This year’s Q&A, which took place last week but was posted in English this morning, goes along with that tradition. Here’s my favourite question, from an unnamed investor:
This year’s business report was given as a recorded narration. Past presidents have presented it in their own words, which was more impressive. How much can we trust the current President to carry this company called Nintendo? I would have been more pleased if the President himself had presented the report.
In the selection of five directors (Proposal No. 3), the names of the candidates are listed, but it was disappointing to see candidate numbers indicated in front of their names. Since they all have individual names, I do not think the numbers were necessary.

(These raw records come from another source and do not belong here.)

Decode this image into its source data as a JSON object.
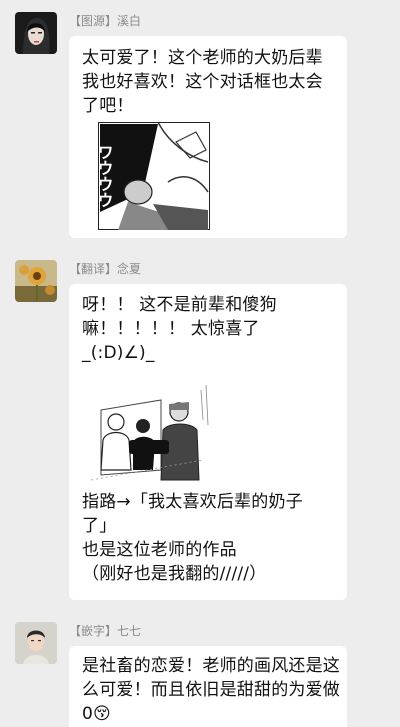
{
  "messages": [
    {
      "tag": "【图源】",
      "name": "溪白",
      "paragraphs": [
        "太可爱了！这个老师的大奶后辈我也好喜欢！这个对话框也太会了吧！"
      ],
      "image_icon": "manga-panel-image",
      "image_text": "ワウウウ"
    },
    {
      "tag": "【翻译】",
      "name": "念夏",
      "paragraphs_top": [
        "呀！！ 这不是前辈和傻狗嘛！！！！！ 太惊喜了_(:D)∠)_"
      ],
      "image_icon": "manga-characters-image",
      "paragraphs_bottom": [
        "指路→「我太喜欢后辈的奶子了」",
        "也是这位老师的作品",
        "（刚好也是我翻的/////）"
      ]
    },
    {
      "tag": "【嵌字】",
      "name": "七七",
      "paragraphs": [
        "是社畜的恋爱！老师的画风还是这么可爱！而且依旧是甜甜的为爱做0😚"
      ]
    }
  ],
  "colors": {
    "background": "#ededed",
    "bubble": "#ffffff",
    "sender": "#8a8a8a",
    "text": "#111111"
  }
}
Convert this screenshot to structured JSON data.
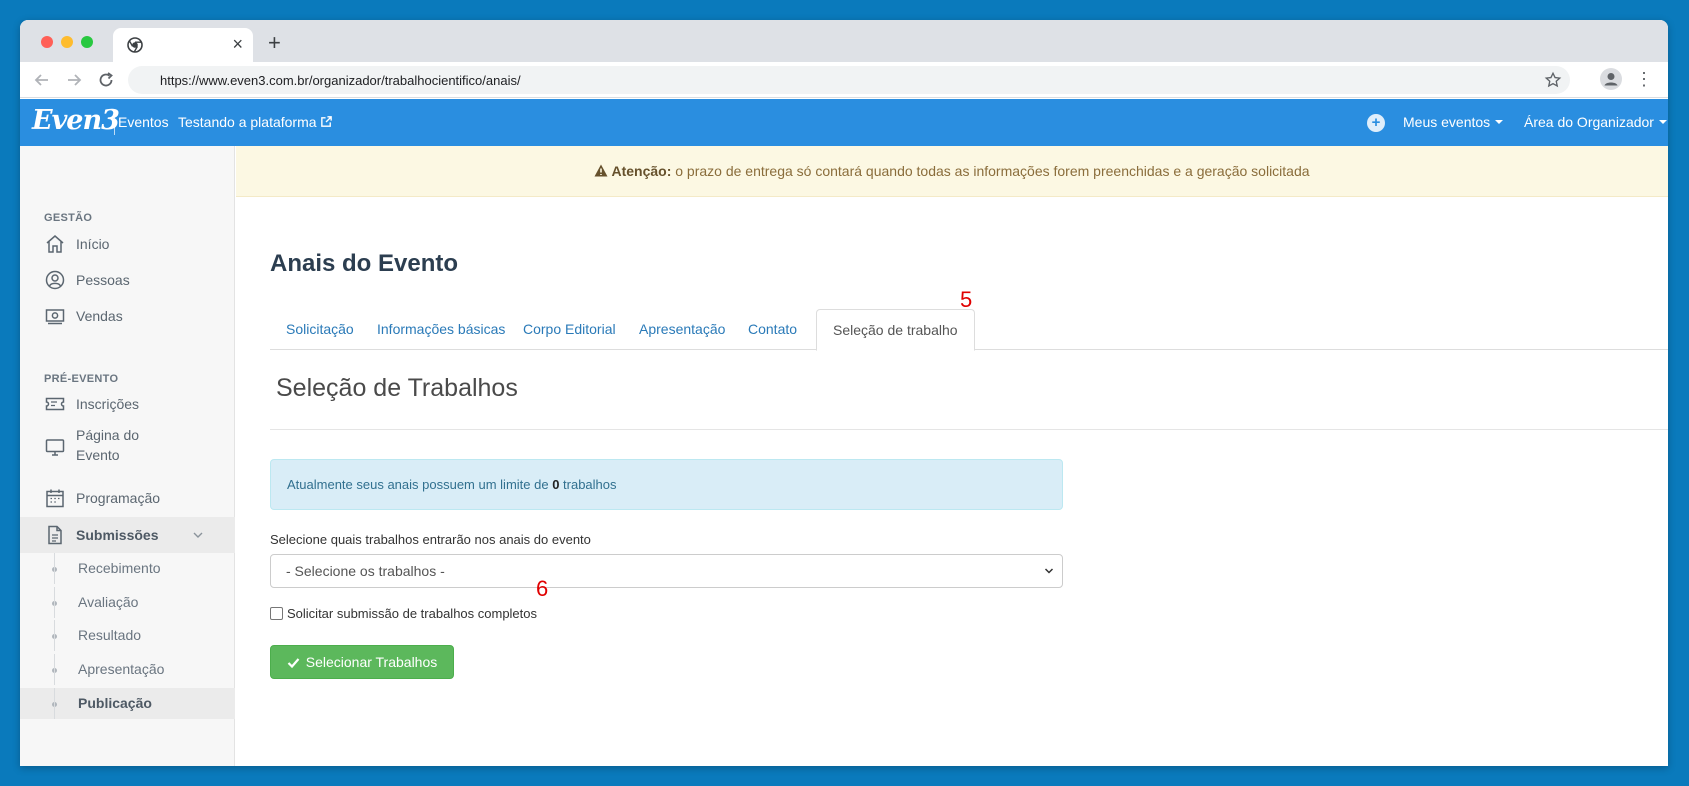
{
  "browser": {
    "url": "https://www.even3.com.br/organizador/trabalhocientifico/anais/"
  },
  "header": {
    "logo": "Even3",
    "events_link": "Eventos",
    "test_link": "Testando a plataforma",
    "my_events": "Meus eventos",
    "organizer_area": "Área do Organizador"
  },
  "sidebar": {
    "section_gestao": "GESTÃO",
    "section_pre": "PRÉ-EVENTO",
    "items": {
      "inicio": "Início",
      "pessoas": "Pessoas",
      "vendas": "Vendas",
      "inscricoes": "Inscrições",
      "pagina_line1": "Página do",
      "pagina_line2": "Evento",
      "programacao": "Programação",
      "submissoes": "Submissões"
    },
    "sub_items": [
      "Recebimento",
      "Avaliação",
      "Resultado",
      "Apresentação",
      "Publicação"
    ]
  },
  "alert": {
    "strong": "Atenção:",
    "text": " o prazo de entrega só contará quando todas as informações forem preenchidas e a geração solicitada"
  },
  "page": {
    "title": "Anais do Evento",
    "tabs": [
      "Solicitação",
      "Informações básicas",
      "Corpo Editorial",
      "Apresentação",
      "Contato",
      "Seleção de trabalho"
    ],
    "section_title": "Seleção de Trabalhos",
    "info_prefix": "Atualmente seus anais possuem um limite de ",
    "info_count": "0",
    "info_suffix": " trabalhos",
    "select_label": "Selecione quais trabalhos entrarão nos anais do evento",
    "select_value": "- Selecione os trabalhos -",
    "checkbox_label": "Solicitar submissão de trabalhos completos",
    "button_label": "Selecionar Trabalhos"
  },
  "annotations": {
    "tab_marker": "5",
    "checkbox_marker": "6"
  },
  "colors": {
    "brand_blue": "#2a8ee0",
    "success_green": "#5cb85c",
    "annotation_red": "#e00000"
  }
}
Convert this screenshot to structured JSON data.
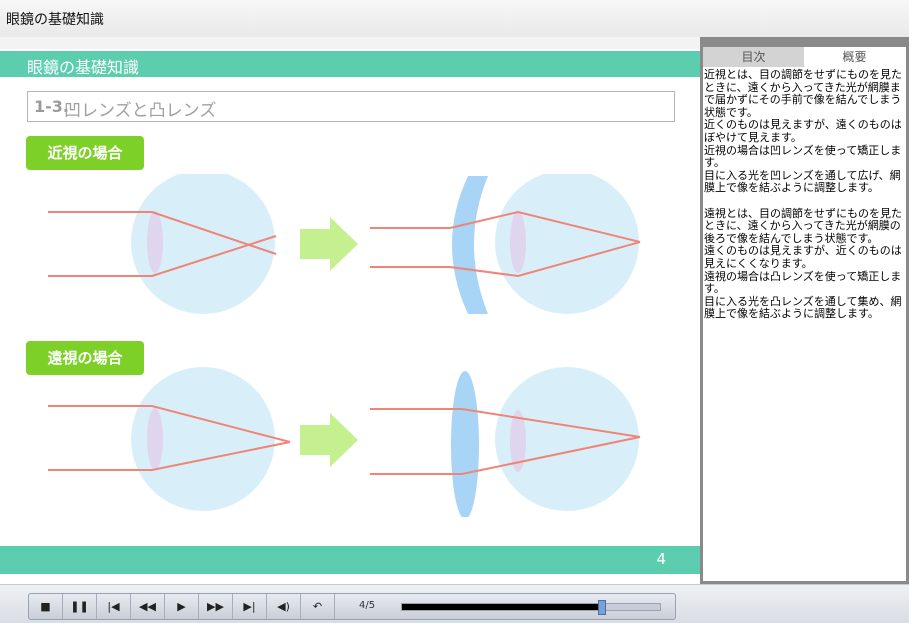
{
  "window": {
    "title": "眼鏡の基礎知識"
  },
  "slide": {
    "header": "眼鏡の基礎知識",
    "section_number": "1-3.",
    "section_title": "凹レンズと凸レンズ",
    "myopia_label": "近視の場合",
    "hyperopia_label": "遠視の場合",
    "page_number": "4"
  },
  "side_panel": {
    "tabs": {
      "toc": "目次",
      "summary": "概要"
    },
    "summary_paragraphs": [
      "近視とは、目の調節をせずにものを見たときに、遠くから入ってきた光が網膜まで届かずにその手前で像を結んでしまう状態です。",
      "近くのものは見えますが、遠くのものはぼやけて見えます。",
      "近視の場合は凹レンズを使って矯正します。",
      "目に入る光を凹レンズを通して広げ、網膜上で像を結ぶように調整します。",
      "",
      "遠視とは、目の調節をせずにものを見たときに、遠くから入ってきた光が網膜の後ろで像を結んでしまう状態です。",
      "遠くのものは見えますが、近くのものは見えにくくなります。",
      "遠視の場合は凸レンズを使って矯正します。",
      "目に入る光を凸レンズを通して集め、網膜上で像を結ぶように調整します。"
    ]
  },
  "player": {
    "counter": "4/5",
    "progress": 0.77,
    "buttons": [
      "stop",
      "pause",
      "first",
      "rewind",
      "play",
      "fast-forward",
      "last",
      "volume",
      "replay"
    ]
  },
  "colors": {
    "teal": "#5dcdb0",
    "label_green": "#7dd027",
    "eye_fill": "#d8effa",
    "lens_fill": "#a8d4f5",
    "ray": "#ef8576",
    "arrow": "#c5f08f"
  }
}
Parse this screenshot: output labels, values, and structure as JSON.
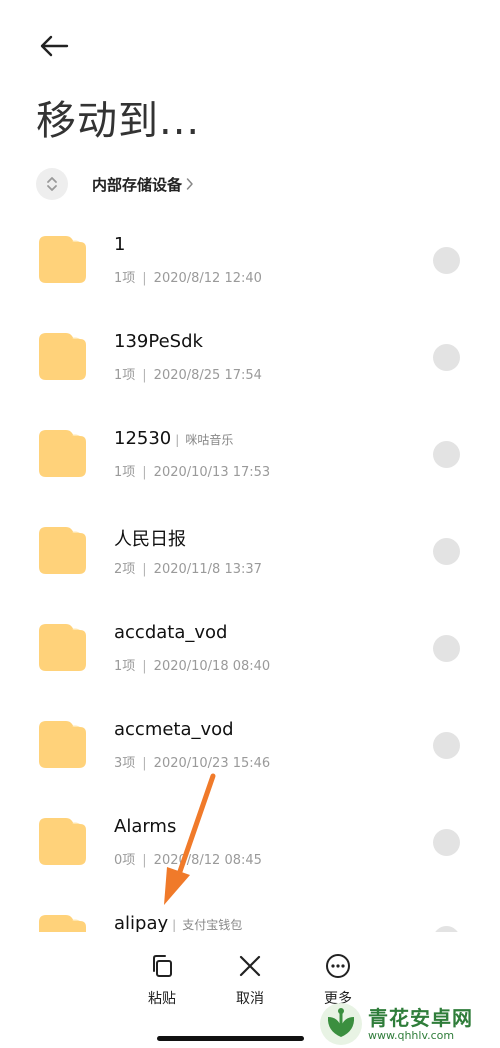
{
  "header": {
    "back_icon": "arrow-left-icon",
    "title": "移动到..."
  },
  "path": {
    "sort_icon": "sort-updown-icon",
    "label": "内部存储设备",
    "chevron_icon": "chevron-right-icon"
  },
  "files": [
    {
      "name": "1",
      "tag": "",
      "count": "1项",
      "date": "2020/8/12 12:40"
    },
    {
      "name": "139PeSdk",
      "tag": "",
      "count": "1项",
      "date": "2020/8/25 17:54"
    },
    {
      "name": "12530",
      "tag": "咪咕音乐",
      "count": "1项",
      "date": "2020/10/13 17:53"
    },
    {
      "name": "人民日报",
      "tag": "",
      "count": "2项",
      "date": "2020/11/8 13:37"
    },
    {
      "name": "accdata_vod",
      "tag": "",
      "count": "1项",
      "date": "2020/10/18 08:40"
    },
    {
      "name": "accmeta_vod",
      "tag": "",
      "count": "3项",
      "date": "2020/10/23 15:46"
    },
    {
      "name": "Alarms",
      "tag": "",
      "count": "0项",
      "date": "2020/8/12 08:45"
    },
    {
      "name": "alipay",
      "tag": "支付宝钱包",
      "count": "",
      "date": ""
    }
  ],
  "toolbar": {
    "paste_label": "粘贴",
    "cancel_label": "取消",
    "more_label": "更多"
  },
  "watermark": {
    "title": "青花安卓网",
    "url": "www.qhhlv.com"
  },
  "colors": {
    "folder": "#FFD27A",
    "radio": "#E3E3E3",
    "arrow": "#F07A2A",
    "watermark": "#2F7D3A"
  }
}
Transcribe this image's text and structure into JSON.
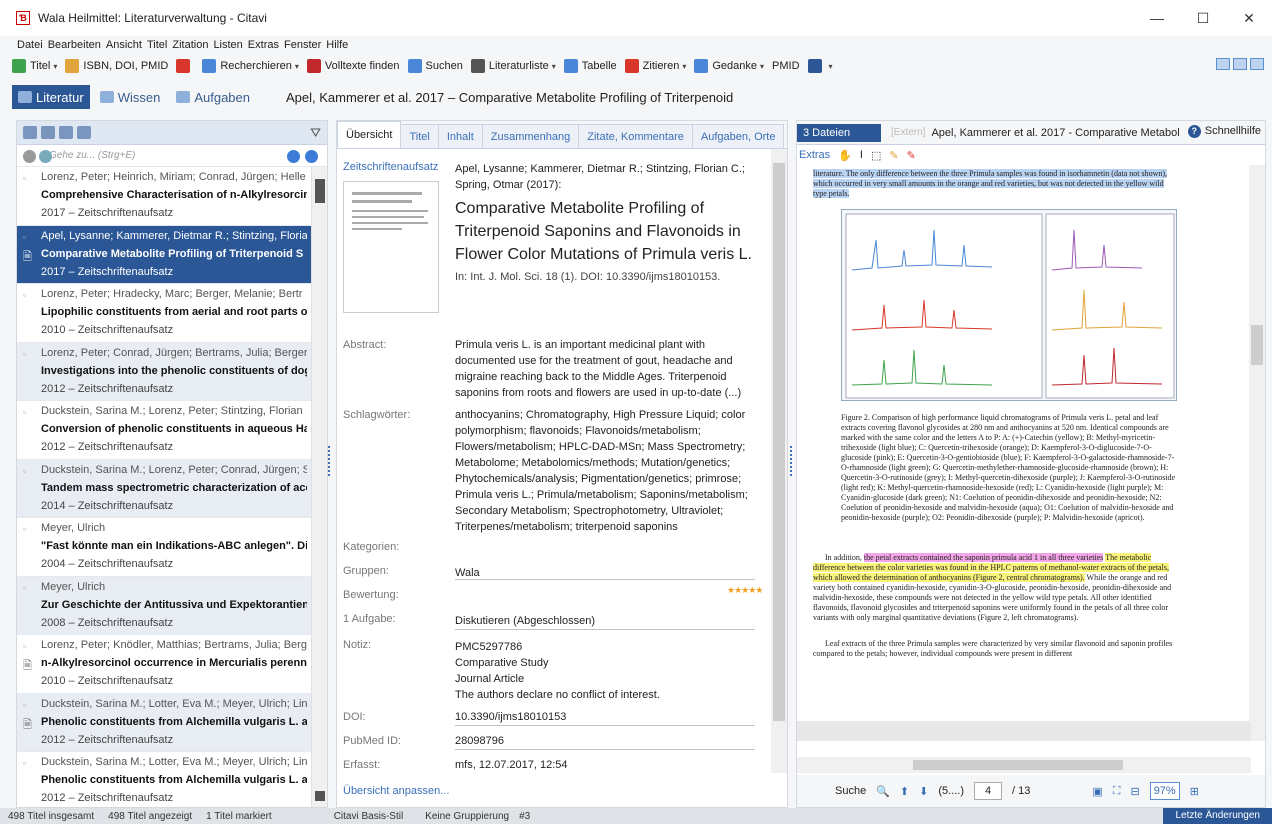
{
  "window": {
    "title": "Wala Heilmittel: Literaturverwaltung - Citavi",
    "min": "—",
    "max": "☐",
    "close": "✕"
  },
  "menu": [
    "Datei",
    "Bearbeiten",
    "Ansicht",
    "Titel",
    "Zitation",
    "Listen",
    "Extras",
    "Fenster",
    "Hilfe"
  ],
  "toolbar": [
    {
      "label": "Titel",
      "caret": true,
      "color": "#3fa34d"
    },
    {
      "label": "ISBN, DOI, PMID",
      "caret": false,
      "color": "#e2a33a"
    },
    {
      "label": "",
      "caret": false,
      "color": "#d9362b"
    },
    {
      "label": "Recherchieren",
      "caret": true,
      "color": "#4a87d8"
    },
    {
      "label": "Volltexte finden",
      "caret": false,
      "color": "#c0282d"
    },
    {
      "label": "Suchen",
      "caret": false,
      "color": "#4a87d8"
    },
    {
      "label": "Literaturliste",
      "caret": true,
      "color": "#555"
    },
    {
      "label": "Tabelle",
      "caret": false,
      "color": "#4a87d8"
    },
    {
      "label": "Zitieren",
      "caret": true,
      "color": "#d9362b"
    },
    {
      "label": "Gedanke",
      "caret": true,
      "color": "#4a87d8"
    },
    {
      "label": "PMID",
      "caret": false,
      "color": ""
    },
    {
      "label": "",
      "caret": true,
      "color": "#2b5797"
    }
  ],
  "nav": {
    "tabs": [
      "Literatur",
      "Wissen",
      "Aufgaben"
    ],
    "title": "Apel, Kammerer et al. 2017 – Comparative Metabolite Profiling of Triterpenoid"
  },
  "search": {
    "placeholder": "Gehe zu... (Strg+E)"
  },
  "list": [
    {
      "author": "Lorenz, Peter; Heinrich, Miriam; Conrad, Jürgen; Helle",
      "title": "Comprehensive Characterisation of n-Alkylresorcin",
      "year": "2017 – Zeitschriftenaufsatz",
      "style": "",
      "att": false
    },
    {
      "author": "Apel, Lysanne; Kammerer, Dietmar R.; Stintzing, Floria",
      "title": "Comparative Metabolite Profiling of Triterpenoid S",
      "year": "2017 – Zeitschriftenaufsatz",
      "style": "sel",
      "att": true
    },
    {
      "author": "Lorenz, Peter; Hradecky, Marc; Berger, Melanie; Bertr",
      "title": "Lipophilic constituents from aerial and root parts o",
      "year": "2010 – Zeitschriftenaufsatz",
      "style": "",
      "att": false
    },
    {
      "author": "Lorenz, Peter; Conrad, Jürgen; Bertrams, Julia; Berger,",
      "title": "Investigations into the phenolic constituents of dog",
      "year": "2012 – Zeitschriftenaufsatz",
      "style": "alt",
      "att": false
    },
    {
      "author": "Duckstein, Sarina M.; Lorenz, Peter; Stintzing, Florian",
      "title": "Conversion of phenolic constituents in aqueous Ha",
      "year": "2012 – Zeitschriftenaufsatz",
      "style": "",
      "att": false
    },
    {
      "author": "Duckstein, Sarina M.; Lorenz, Peter; Conrad, Jürgen; S",
      "title": "Tandem mass spectrometric characterization of ace",
      "year": "2014 – Zeitschriftenaufsatz",
      "style": "alt",
      "att": false
    },
    {
      "author": "Meyer, Ulrich",
      "title": "\"Fast könnte man ein Indikations-ABC anlegen\". Di",
      "year": "2004 – Zeitschriftenaufsatz",
      "style": "",
      "att": false
    },
    {
      "author": "Meyer, Ulrich",
      "title": "Zur Geschichte der Antitussiva und Expektorantien",
      "year": "2008 – Zeitschriftenaufsatz",
      "style": "alt",
      "att": false
    },
    {
      "author": "Lorenz, Peter; Knödler, Matthias; Bertrams, Julia; Berg",
      "title": "n-Alkylresorcinol occurrence in Mercurialis perennis",
      "year": "2010 – Zeitschriftenaufsatz",
      "style": "",
      "att": true
    },
    {
      "author": "Duckstein, Sarina M.; Lotter, Eva M.; Meyer, Ulrich; Lin",
      "title": "Phenolic constituents from Alchemilla vulgaris L. an",
      "year": "2012 – Zeitschriftenaufsatz",
      "style": "alt",
      "att": true
    },
    {
      "author": "Duckstein, Sarina M.; Lotter, Eva M.; Meyer, Ulrich; Lin",
      "title": "Phenolic constituents from Alchemilla vulgaris L. an",
      "year": "2012 – Zeitschriftenaufsatz",
      "style": "",
      "att": false
    }
  ],
  "tabs": [
    "Übersicht",
    "Titel",
    "Inhalt",
    "Zusammenhang",
    "Zitate, Kommentare",
    "Aufgaben, Orte"
  ],
  "detail": {
    "type": "Zeitschriftenaufsatz",
    "authors": "Apel, Lysanne; Kammerer, Dietmar R.; Stintzing, Florian C.; Spring, Otmar (2017):",
    "title": "Comparative Metabolite Profiling of Triterpenoid Saponins and Flavonoids in Flower Color Mutations of Primula veris L.",
    "source": "In: Int. J. Mol. Sci. 18 (1). DOI: 10.3390/ijms18010153.",
    "abstract_label": "Abstract:",
    "abstract": "Primula veris L. is an important medicinal plant with documented use for the treatment of gout, headache and migraine reaching back to the Middle Ages. Triterpenoid saponins from roots and flowers are used in up-to-date (...)",
    "keywords_label": "Schlagwörter:",
    "keywords": "anthocyanins; Chromatography, High Pressure Liquid; color polymorphism; flavonoids; Flavonoids/metabolism; Flowers/metabolism; HPLC-DAD-MSn; Mass Spectrometry; Metabolome; Metabolomics/methods; Mutation/genetics; Phytochemicals/analysis; Pigmentation/genetics; primrose; Primula veris L.; Primula/metabolism; Saponins/metabolism; Secondary Metabolism; Spectrophotometry, Ultraviolet; Triterpenes/metabolism; triterpenoid saponins",
    "categories_label": "Kategorien:",
    "groups_label": "Gruppen:",
    "groups": "Wala",
    "rating_label": "Bewertung:",
    "rating": "★★★★★",
    "task_label": "1 Aufgabe:",
    "task": "Diskutieren (Abgeschlossen)",
    "note_label": "Notiz:",
    "note": [
      "PMC5297786",
      "Comparative Study",
      "Journal Article",
      "The authors declare no conflict of interest."
    ],
    "doi_label": "DOI:",
    "doi": "10.3390/ijms18010153",
    "pubmed_label": "PubMed ID:",
    "pubmed": "28098796",
    "created_label": "Erfasst:",
    "created": "mfs, 12.07.2017, 12:54",
    "customize": "Übersicht anpassen..."
  },
  "viewer": {
    "files": "3 Dateien",
    "ext": "[Extern]",
    "title": "Apel, Kammerer et al. 2017 - Comparative Metabol",
    "help": "Schnellhilfe",
    "extras": "Extras",
    "text_top": "literature. The only difference between the three Primula samples was found in isorhamnetin (data not shown), which occurred in very small amounts in the orange and red varieties, but was not detected in the yellow wild type petals.",
    "caption": "Figure 2. Comparison of high performance liquid chromatograms of Primula veris L. petal and leaf extracts covering flavonol glycosides at 280 nm and anthocyanins at 520 nm. Identical compounds are marked with the same color and the letters A to P: A: (+)-Catechin (yellow); B: Methyl-myricetin-trihexoside (light blue); C: Quercetin-trihexoside (orange); D: Kaempferol-3-O-diglucoside-7-O-glucoside (pink); E: Quercetin-3-O-gentiobioside (blue); F: Kaempferol-3-O-galactoside-rhamnoside-7-O-rhamnoside (light green); G: Quercetin-methylether-rhamnoside-glucoside-rhamnoside (brown); H: Quercetin-3-O-rutinoside (grey); I: Methyl-quercetin-dihexoside (purple); J: Kaempferol-3-O-rutinoside (light red); K: Methyl-quercetin-rhamnoside-hexoside (red); L: Cyanidin-hexoside (light purple); M: Cyanidin-glucoside (dark green); N1: Coelution of peonidin-dihexoside and peonidin-hexoside; N2: Coelution of peonidin-hexoside and malvidin-hexoside (aqua); O1: Coelution of malvidin-hexoside and peonidin-hexoside (purple); O2: Peonidin-dihexoside (purple); P: Malvidin-hexoside (apricot).",
    "para1_a": "In addition, ",
    "para1_hl": "the petal extracts contained the saponin primula acid 1 in all three varieties",
    "para1_y": "The metabolic difference between the color varieties was found in the HPLC patterns of methanol-water extracts of the petals, which allowed the determination of anthocyanins (Figure 2, central chromatograms).",
    "para1_b": " While the orange and red variety both contained cyanidin-hexoside, cyanidin-3-O-glucoside, peonidin-hexoside, peonidin-dihexoside and malvidin-hexoside, these compounds were not detected in the yellow wild type petals. All other identified flavonoids, flavonoid glycosides and triterpenoid saponins were uniformly found in the petals of all three color variants with only marginal quantitative deviations (Figure 2, left chromatograms).",
    "para2": "Leaf extracts of the three Primula samples were characterized by very similar flavonoid and saponin profiles compared to the petals; however, individual compounds were present in different",
    "search": "Suche",
    "pagebox": "(5....)",
    "page": "4",
    "pages": "/ 13",
    "zoom": "97%"
  },
  "status": {
    "total": "498 Titel insgesamt",
    "shown": "498 Titel angezeigt",
    "marked": "1 Titel markiert",
    "style": "Citavi Basis-Stil",
    "group": "Keine Gruppierung",
    "num": "#3",
    "last": "Letzte Änderungen"
  }
}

That last question is of course referring to a proposal for the elections and reelections of five Nintendo directors, which you can see here. Each candidate on the list is given a number — Candidate No. 1, Candidate No. 2 and so on. Clearly that was upsetting for this Nintendo shareholder.
Here’s Nintendo president Tatsumi Kimishima’s response, in which he politely tells that shareholder to piss off:
In presenting this year’s business report, we decided to use a recorded narration, and that is indeed a change from last year. We gave this much thought. The concern was that my speech may not be clear enough to be easily understood. So I ask for your understanding that this different approach was part of the new things that we are trying out. I do appreciate your valuable input about the importance of presenting the business report in my own words. We will definitely give thought to what we should do in the future.
We will also take into consideration your opinion on the candidate numbers posted on the proposal item on director selection.
But wait! There’s more! One shareholder also happens to be a big Nintendo fan:
I have a request regarding the general meeting of shareholders. Your shareholders can be broadly divided into investors and Nintendo fans, and the questions at the general shareholders’ meeting follow suit, with questions about financial reports and Nintendo’s organisation on the one hand, and questions about games on the other. Don’t you think it would be better to divide up the Q&A session and use the first part for questions about financial reports, Nintendo’s organisation and share prices etc., and the second part for questions about games? I am a Nintendo fan, and I would rather ask questions about games, so as an alternative idea you could end the meeting after the first part, but then go into extra innings in a corner where game fans could get together and ask questions.
Sadly, Kimishima wouldn’t oblige.
I appreciate your love of our games and take it you want the general meeting of shareholders to be a place where more information about our games is provided. As I said at the meeting before last, the general meeting of shareholders should be a place where shareholders and board members can communicate on a range of topics. This is very important for the company’s future advancement and to respond to the requests of shareholders. Since there are shareholders at these meetings who have questions about corporate management from the perspective of investors, it is a significant opportunity to present that information to them (as well as to shareholders who are game fans). I get that you want us to provide more information about Nintendo products. I can’t say right now what we’ll do, but we will investigate ways of creating more opportunities to supply that information.
Nintendo shareholder Q&As are the best.